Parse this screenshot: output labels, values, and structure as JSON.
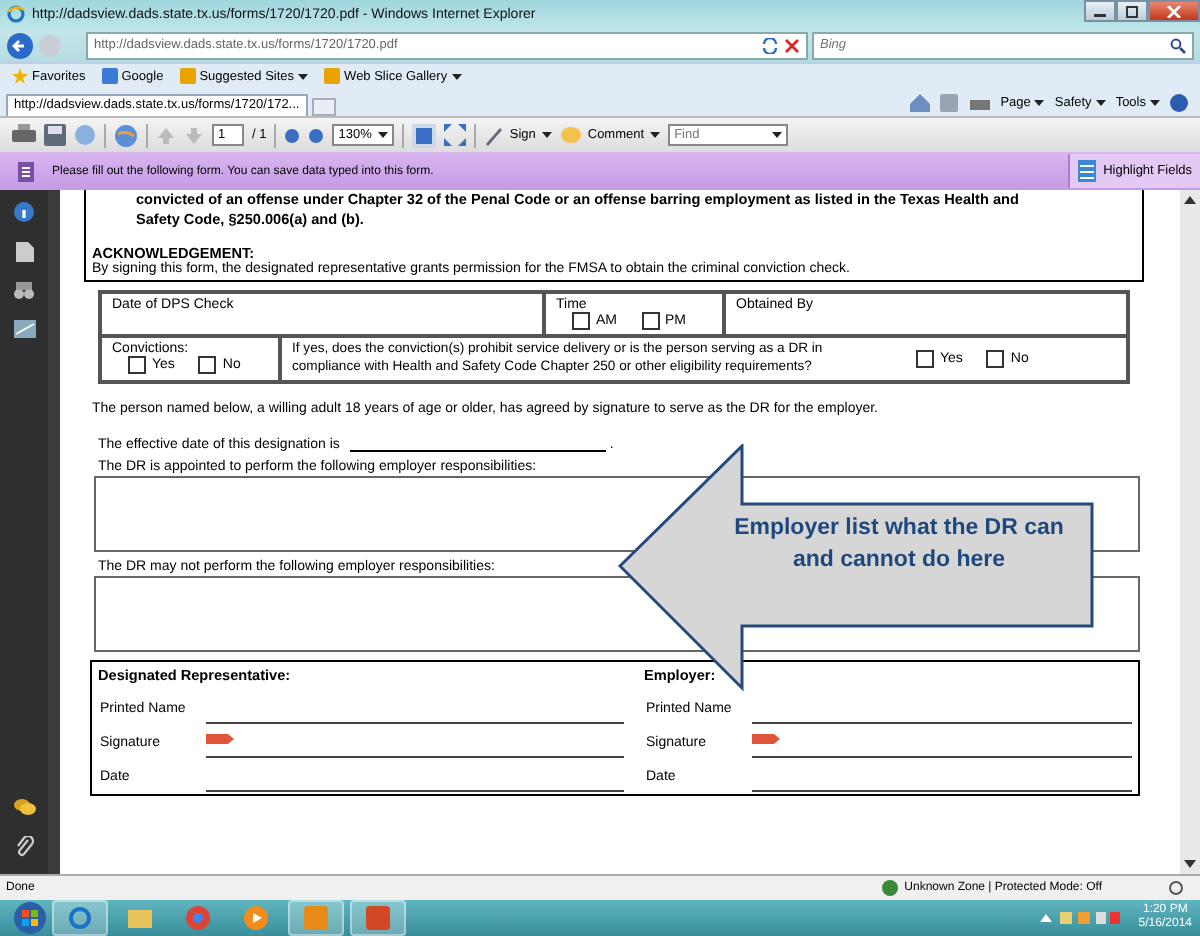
{
  "window": {
    "title": "http://dadsview.dads.state.tx.us/forms/1720/1720.pdf - Windows Internet Explorer"
  },
  "address_bar": {
    "url": "http://dadsview.dads.state.tx.us/forms/1720/1720.pdf"
  },
  "search": {
    "placeholder": "Bing"
  },
  "favorites_bar": [
    {
      "label": "Favorites",
      "kind": "favorites"
    },
    {
      "label": "Google",
      "kind": "site"
    },
    {
      "label": "Suggested Sites",
      "kind": "menu"
    },
    {
      "label": "Web Slice Gallery",
      "kind": "menu"
    }
  ],
  "tabs": [
    {
      "label": "http://dadsview.dads.state.tx.us/forms/1720/172...",
      "selected": true
    }
  ],
  "command_bar": [
    "Page",
    "Safety",
    "Tools"
  ],
  "pdf_toolbar": {
    "page": "1",
    "page_count": "/ 1",
    "zoom": "130%",
    "sign": "Sign",
    "comment": "Comment",
    "find_placeholder": "Find"
  },
  "form_bar": {
    "message": "Please fill out the following form. You can save data typed into this form.",
    "button": "Highlight Fields"
  },
  "document": {
    "intro_lines": [
      "convicted of an offense under Chapter 32 of the Penal Code or an offense barring employment as listed in the Texas Health and",
      "Safety Code, §250.006(a) and (b)."
    ],
    "acknowledgement": {
      "heading": "ACKNOWLEDGEMENT:",
      "text": "By signing this form, the designated representative grants permission for the FMSA to obtain the criminal conviction check."
    },
    "dps_table": {
      "date_label": "Date of DPS Check",
      "time_label": "Time",
      "time_options": [
        {
          "label": "AM",
          "checked": false
        },
        {
          "label": "PM",
          "checked": false
        }
      ],
      "obtained_label": "Obtained By",
      "convictions_label": "Convictions:",
      "conviction_options": [
        {
          "label": "Yes",
          "checked": false
        },
        {
          "label": "No",
          "checked": false
        }
      ],
      "question": "If yes, does the conviction(s) prohibit service delivery or is the person serving as a DR in compliance with Health and Safety Code Chapter 250 or other eligibility requirements?",
      "question_options": [
        {
          "label": "Yes",
          "checked": false
        },
        {
          "label": "No",
          "checked": false
        }
      ]
    },
    "agreement": "The person named below, a willing adult 18 years of age or older, has agreed by signature to serve as the DR for the employer.",
    "effective_date": {
      "label": "The effective date of this designation is",
      "end": "."
    },
    "responsibility_boxes": [
      {
        "label": "The DR is appointed to perform the following employer responsibilities:"
      },
      {
        "label": "The DR may not perform the following employer responsibilities:"
      }
    ],
    "signature_columns": [
      {
        "heading": "Designated Representative:",
        "fields": [
          {
            "label": "Printed Name",
            "kind": "text"
          },
          {
            "label": "Signature",
            "kind": "signature"
          },
          {
            "label": "Date",
            "kind": "text"
          }
        ]
      },
      {
        "heading": "Employer:",
        "fields": [
          {
            "label": "Printed Name",
            "kind": "text"
          },
          {
            "label": "Signature",
            "kind": "signature"
          },
          {
            "label": "Date",
            "kind": "text"
          }
        ]
      }
    ]
  },
  "callout": {
    "text": "Employer list what the DR can and cannot do here"
  },
  "status_bar": {
    "status": "Done",
    "zone": "Unknown Zone | Protected Mode: Off"
  },
  "taskbar": {
    "time": "1:20 PM",
    "date": "5/16/2014"
  }
}
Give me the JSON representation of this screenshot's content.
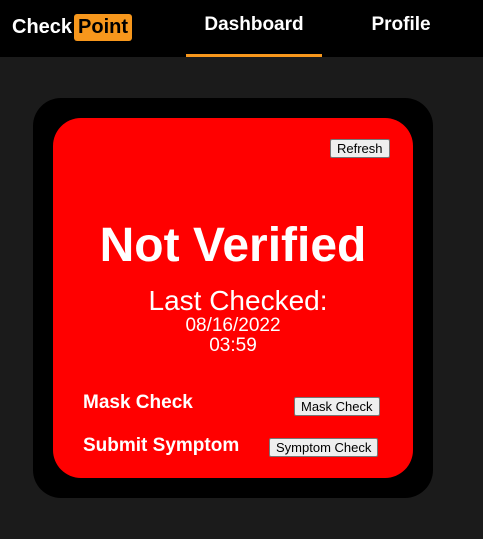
{
  "header": {
    "logo_part1": "Check",
    "logo_part2": "Point",
    "tabs": [
      {
        "label": "Dashboard",
        "active": true
      },
      {
        "label": "Profile",
        "active": false
      }
    ],
    "accent_color": "#f7971c"
  },
  "status_card": {
    "refresh_label": "Refresh",
    "status": "Not Verified",
    "status_color": "#ff0000",
    "last_checked_label": "Last Checked:",
    "last_checked_date": "08/16/2022",
    "last_checked_time": "03:59",
    "mask_check_label": "Mask Check",
    "mask_check_button": "Mask Check",
    "submit_symptom_label": "Submit Symptom",
    "symptom_check_button": "Symptom Check"
  }
}
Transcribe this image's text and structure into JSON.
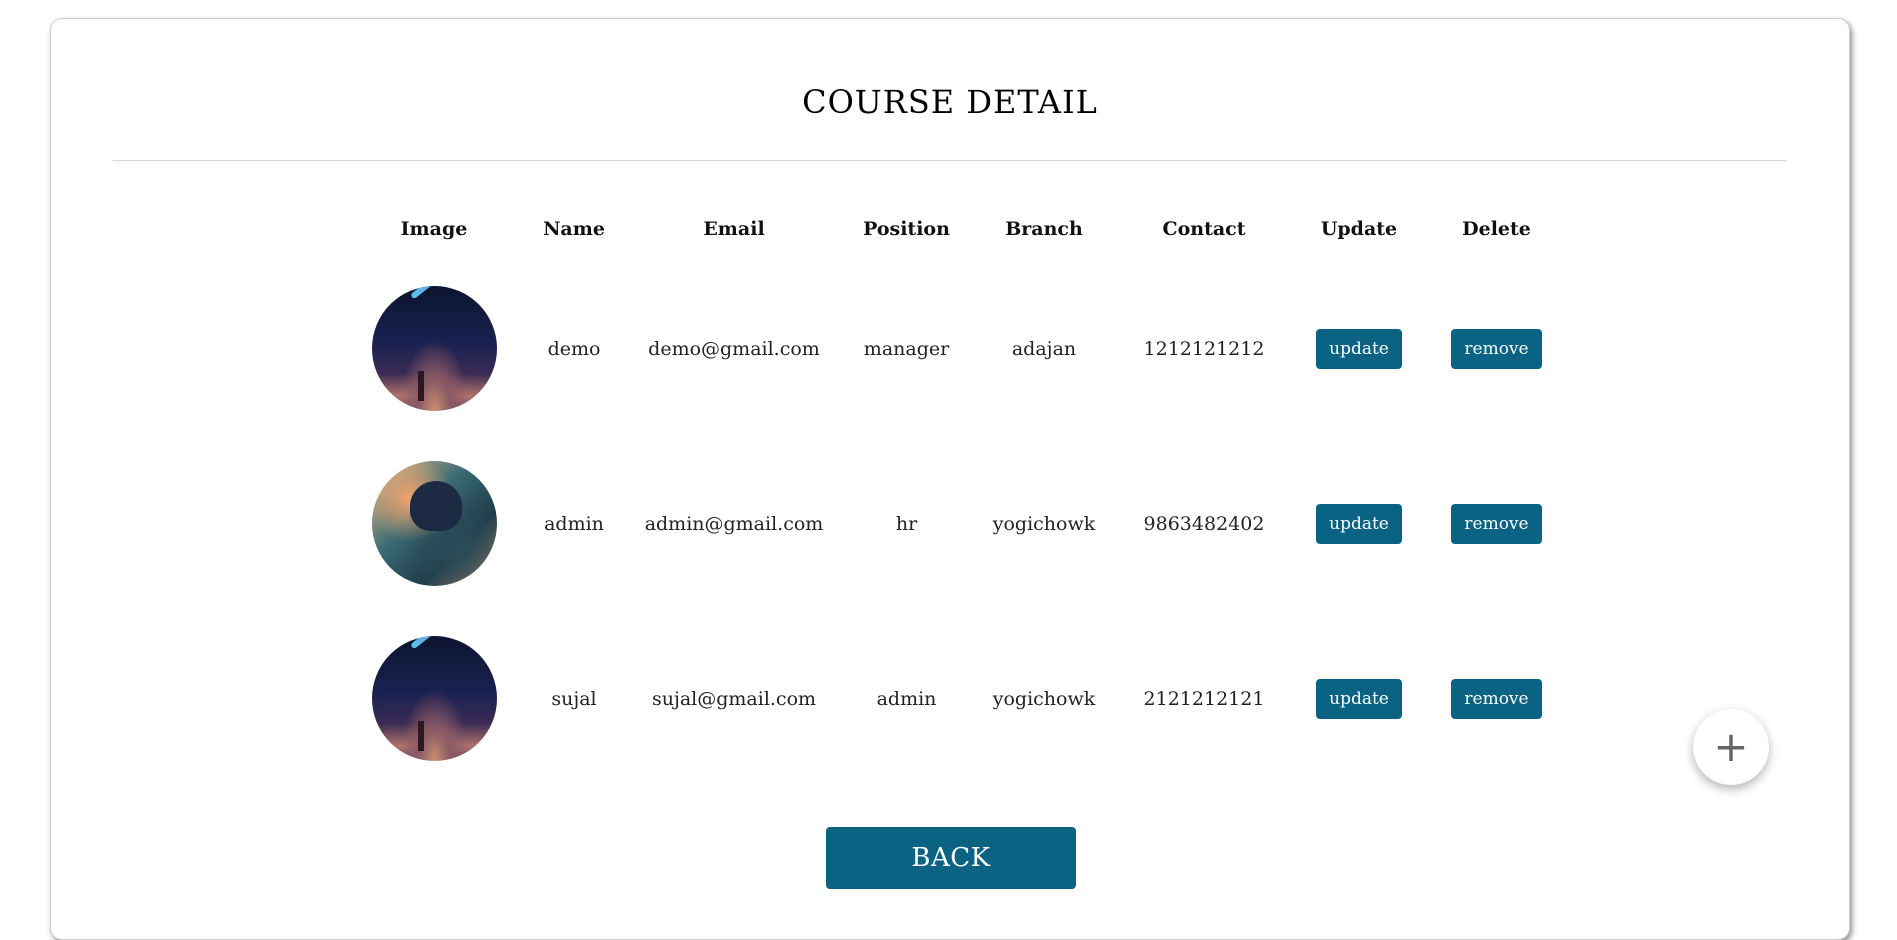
{
  "page": {
    "title": "COURSE DETAIL",
    "back_label": "BACK",
    "fab_icon": "plus-icon",
    "fab_glyph": "+"
  },
  "table": {
    "headers": [
      "Image",
      "Name",
      "Email",
      "Position",
      "Branch",
      "Contact",
      "Update",
      "Delete"
    ],
    "rows": [
      {
        "image": "avatar-comet",
        "name": "demo",
        "email": "demo@gmail.com",
        "position": "manager",
        "branch": "adajan",
        "contact": "1212121212",
        "update_label": "update",
        "delete_label": "remove"
      },
      {
        "image": "avatar-city",
        "name": "admin",
        "email": "admin@gmail.com",
        "position": "hr",
        "branch": "yogichowk",
        "contact": "9863482402",
        "update_label": "update",
        "delete_label": "remove"
      },
      {
        "image": "avatar-comet",
        "name": "sujal",
        "email": "sujal@gmail.com",
        "position": "admin",
        "branch": "yogichowk",
        "contact": "2121212121",
        "update_label": "update",
        "delete_label": "remove"
      }
    ]
  },
  "colors": {
    "accent": "#0a6382",
    "divider": "#d6d6d6"
  }
}
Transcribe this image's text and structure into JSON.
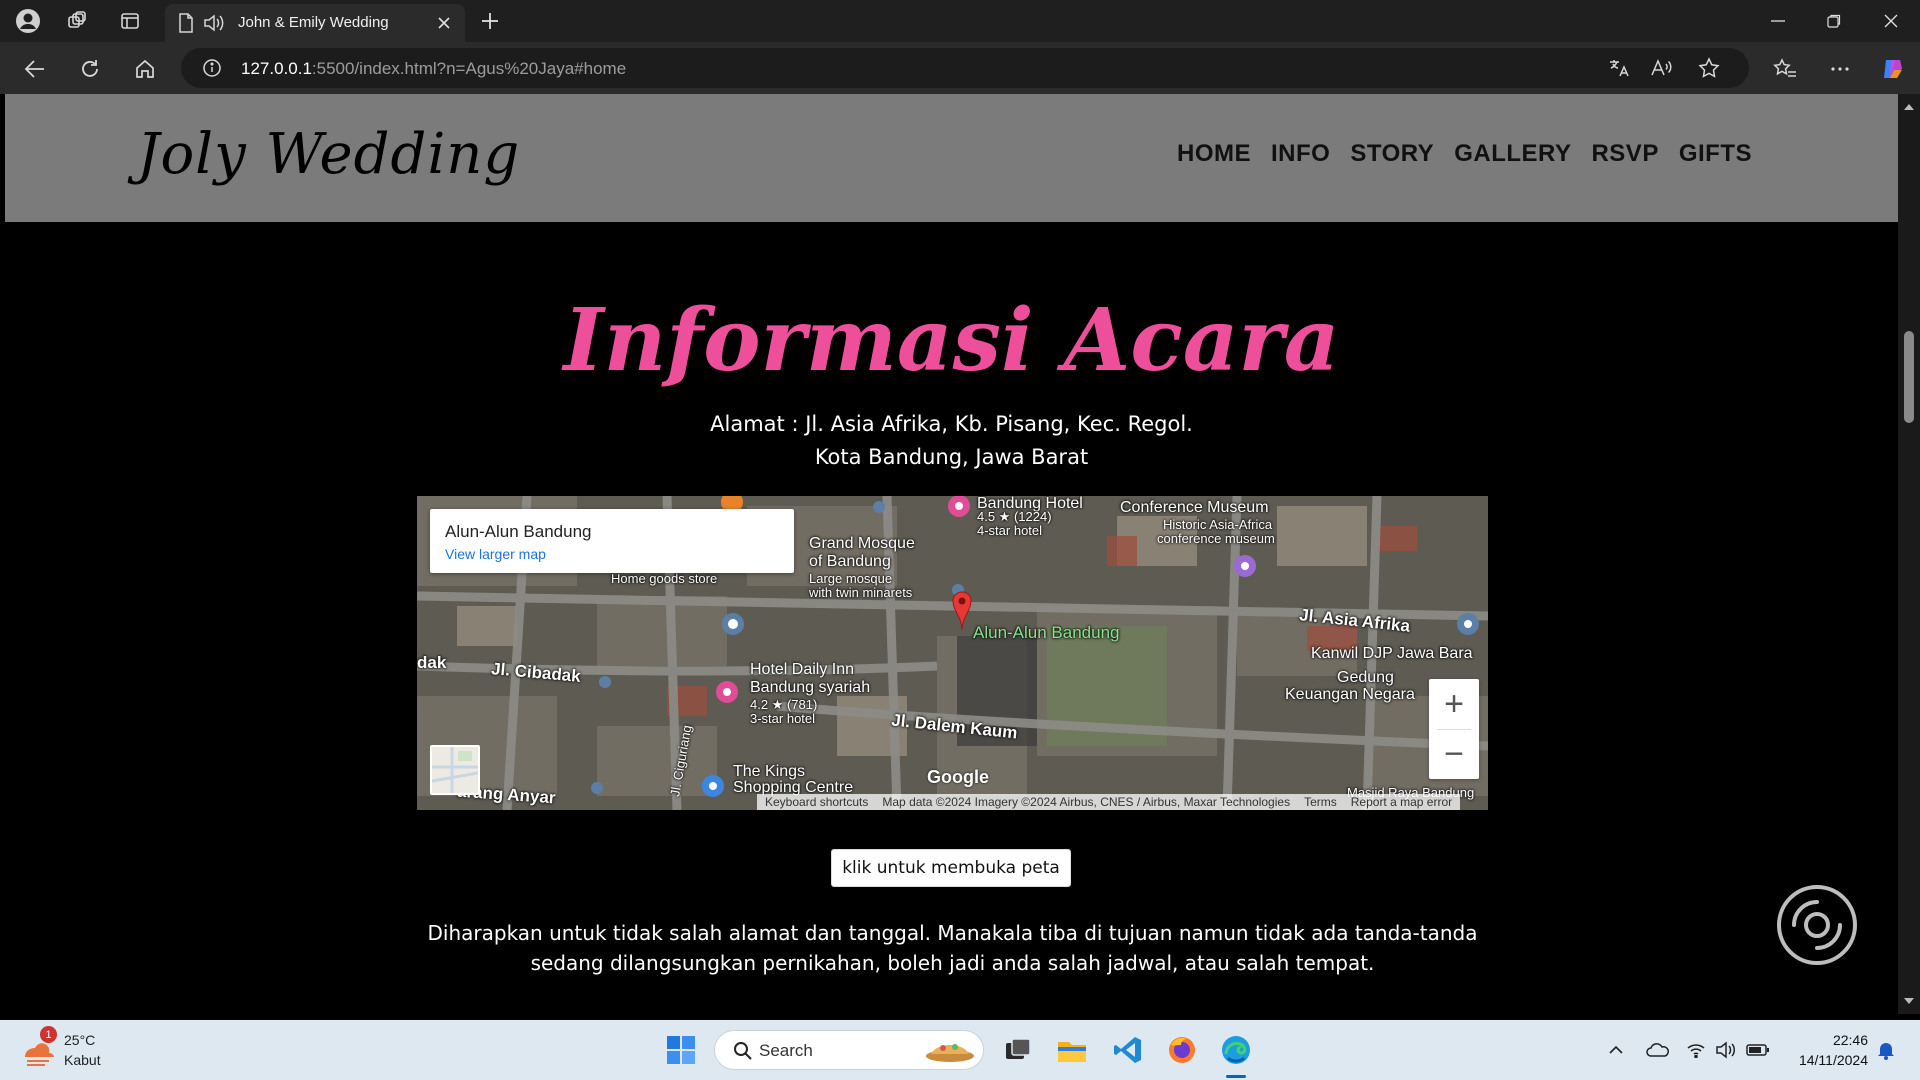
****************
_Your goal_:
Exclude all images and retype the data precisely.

_Result_:
Parse this screenshot: output labels, values, and structure as JSON.
{
  "window": {
    "title": "http://dadsview.dads.state.tx.us/forms/1720/1720.pdf - Windows Internet Explorer"
  },
  "address_bar": {
    "url": "http://dadsview.dads.state.tx.us/forms/1720/1720.pdf"
  },
  "search": {
    "placeholder": "Bing"
  },
  "favorites_bar": [
    {
      "label": "Favorites",
      "kind": "favorites"
    },
    {
      "label": "Google",
      "kind": "site"
    },
    {
      "label": "Suggested Sites",
      "kind": "menu"
    },
    {
      "label": "Web Slice Gallery",
      "kind": "menu"
    }
  ],
  "tabs": [
    {
      "label": "http://dadsview.dads.state.tx.us/forms/1720/172...",
      "selected": true
    }
  ],
  "command_bar": [
    "Page",
    "Safety",
    "Tools"
  ],
  "pdf_toolbar": {
    "page": "1",
    "page_count": "/ 1",
    "zoom": "130%",
    "sign": "Sign",
    "comment": "Comment",
    "find_placeholder": "Find"
  },
  "form_bar": {
    "message": "Please fill out the following form. You can save data typed into this form.",
    "button": "Highlight Fields"
  },
  "document": {
    "intro_lines": [
      "convicted of an offense under Chapter 32 of the Penal Code or an offense barring employment as listed in the Texas Health and",
      "Safety Code, §250.006(a) and (b)."
    ],
    "acknowledgement": {
      "heading": "ACKNOWLEDGEMENT:",
      "text": "By signing this form, the designated representative grants permission for the FMSA to obtain the criminal conviction check."
    },
    "dps_table": {
      "date_label": "Date of DPS Check",
      "time_label": "Time",
      "time_options": [
        {
          "label": "AM",
          "checked": false
        },
        {
          "label": "PM",
          "checked": false
        }
      ],
      "obtained_label": "Obtained By",
      "convictions_label": "Convictions:",
      "conviction_options": [
        {
          "label": "Yes",
          "checked": false
        },
        {
          "label": "No",
          "checked": false
        }
      ],
      "question": "If yes, does the conviction(s) prohibit service delivery or is the person serving as a DR in compliance with Health and Safety Code Chapter 250 or other eligibility requirements?",
      "question_options": [
        {
          "label": "Yes",
          "checked": false
        },
        {
          "label": "No",
          "checked": false
        }
      ]
    },
    "agreement": "The person named below, a willing adult 18 years of age or older, has agreed by signature to serve as the DR for the employer.",
    "effective_date": {
      "label": "The effective date of this designation is",
      "end": "."
    },
    "responsibility_boxes": [
      {
        "label": "The DR is appointed to perform the following employer responsibilities:"
      },
      {
        "label": "The DR may not perform the following employer responsibilities:"
      }
    ],
    "signature_columns": [
      {
        "heading": "Designated Representative:",
        "fields": [
          {
            "label": "Printed Name",
            "kind": "text"
          },
          {
            "label": "Signature",
            "kind": "signature"
          },
          {
            "label": "Date",
            "kind": "text"
          }
        ]
      },
      {
        "heading": "Employer:",
        "fields": [
          {
            "label": "Printed Name",
            "kind": "text"
          },
          {
            "label": "Signature",
            "kind": "signature"
          },
          {
            "label": "Date",
            "kind": "text"
          }
        ]
      }
    ]
  },
  "callout": {
    "text": "Employer list what the DR can and cannot do here"
  },
  "status_bar": {
    "status": "Done",
    "zone": "Unknown Zone | Protected Mode: Off"
  },
  "taskbar": {
    "time": "1:20 PM",
    "date": "5/16/2014"
  }
}
Give me the JSON representation of this screenshot's content.
{
  "header": {
    "logo_part1": "Check",
    "logo_part2": "Point",
    "tabs": [
      {
        "label": "Dashboard",
        "active": true
      },
      {
        "label": "Profile",
        "active": false
      }
    ],
    "accent_color": "#f7971c"
  },
  "status_card": {
    "refresh_label": "Refresh",
    "status": "Not Verified",
    "status_color": "#ff0000",
    "last_checked_label": "Last Checked:",
    "last_checked_date": "08/16/2022",
    "last_checked_time": "03:59",
    "mask_check_label": "Mask Check",
    "mask_check_button": "Mask Check",
    "submit_symptom_label": "Submit Symptom",
    "symptom_check_button": "Symptom Check"
  }
}
Transcribe this image's text and structure into JSON.
{
  "page": {
    "title": "COURSE DETAIL",
    "back_label": "BACK",
    "fab_icon": "plus-icon",
    "fab_glyph": "+"
  },
  "table": {
    "headers": [
      "Image",
      "Name",
      "Email",
      "Position",
      "Branch",
      "Contact",
      "Update",
      "Delete"
    ],
    "rows": [
      {
        "image": "avatar-comet",
        "name": "demo",
        "email": "demo@gmail.com",
        "position": "manager",
        "branch": "adajan",
        "contact": "1212121212",
        "update_label": "update",
        "delete_label": "remove"
      },
      {
        "image": "avatar-city",
        "name": "admin",
        "email": "admin@gmail.com",
        "position": "hr",
        "branch": "yogichowk",
        "contact": "9863482402",
        "update_label": "update",
        "delete_label": "remove"
      },
      {
        "image": "avatar-comet",
        "name": "sujal",
        "email": "sujal@gmail.com",
        "position": "admin",
        "branch": "yogichowk",
        "contact": "2121212121",
        "update_label": "update",
        "delete_label": "remove"
      }
    ]
  },
  "colors": {
    "accent": "#0a6382",
    "divider": "#d6d6d6"
  }
}
Transcribe this image's text and structure into JSON.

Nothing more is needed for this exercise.